Top of The records

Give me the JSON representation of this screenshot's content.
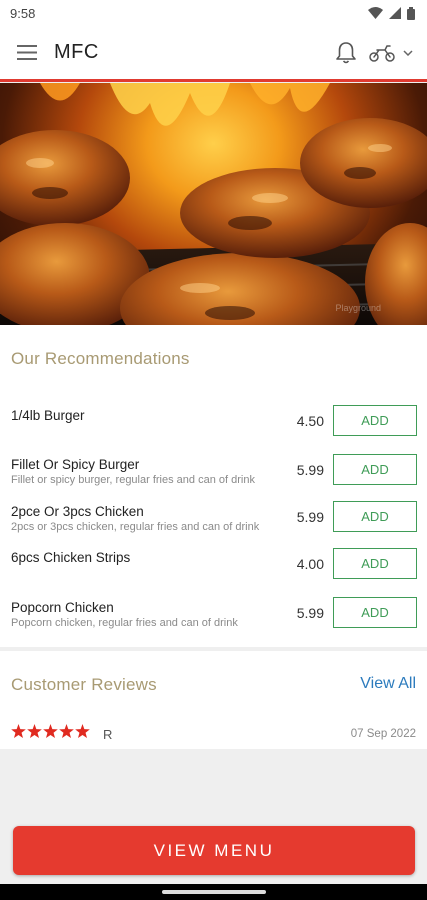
{
  "status_bar": {
    "time": "9:58"
  },
  "app_bar": {
    "title": "MFC"
  },
  "hero": {
    "watermark": "Playground"
  },
  "recommendations": {
    "title": "Our Recommendations",
    "items": [
      {
        "name": "1/4lb Burger",
        "description": "",
        "price": "4.50",
        "button": "ADD"
      },
      {
        "name": "Fillet Or Spicy Burger",
        "description": "Fillet or spicy burger, regular fries and can of drink",
        "price": "5.99",
        "button": "ADD"
      },
      {
        "name": "2pce Or 3pcs Chicken",
        "description": "2pcs or 3pcs chicken, regular fries and can of drink",
        "price": "5.99",
        "button": "ADD"
      },
      {
        "name": "6pcs Chicken Strips",
        "description": "",
        "price": "4.00",
        "button": "ADD"
      },
      {
        "name": "Popcorn Chicken",
        "description": "Popcorn chicken, regular fries and can of drink",
        "price": "5.99",
        "button": "ADD"
      }
    ]
  },
  "reviews": {
    "title": "Customer Reviews",
    "view_all": "View All",
    "latest": {
      "rating": 5,
      "reviewer": "R",
      "date": "07 Sep 2022"
    }
  },
  "footer": {
    "view_menu": "VIEW MENU"
  },
  "colors": {
    "accent": "#e53a2f",
    "add_green": "#3f9c57",
    "link_blue": "#2c7bbd",
    "section_gold": "#a89a73"
  },
  "icons": [
    "menu-icon",
    "bell-icon",
    "scooter-icon",
    "chevron-down-icon",
    "star-icon",
    "wifi-icon",
    "signal-icon",
    "battery-icon"
  ]
}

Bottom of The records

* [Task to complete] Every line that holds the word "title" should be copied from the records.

* [Expected answer]
    "title": "MFC"
    "title": "Our Recommendations",
    "title": "Customer Reviews",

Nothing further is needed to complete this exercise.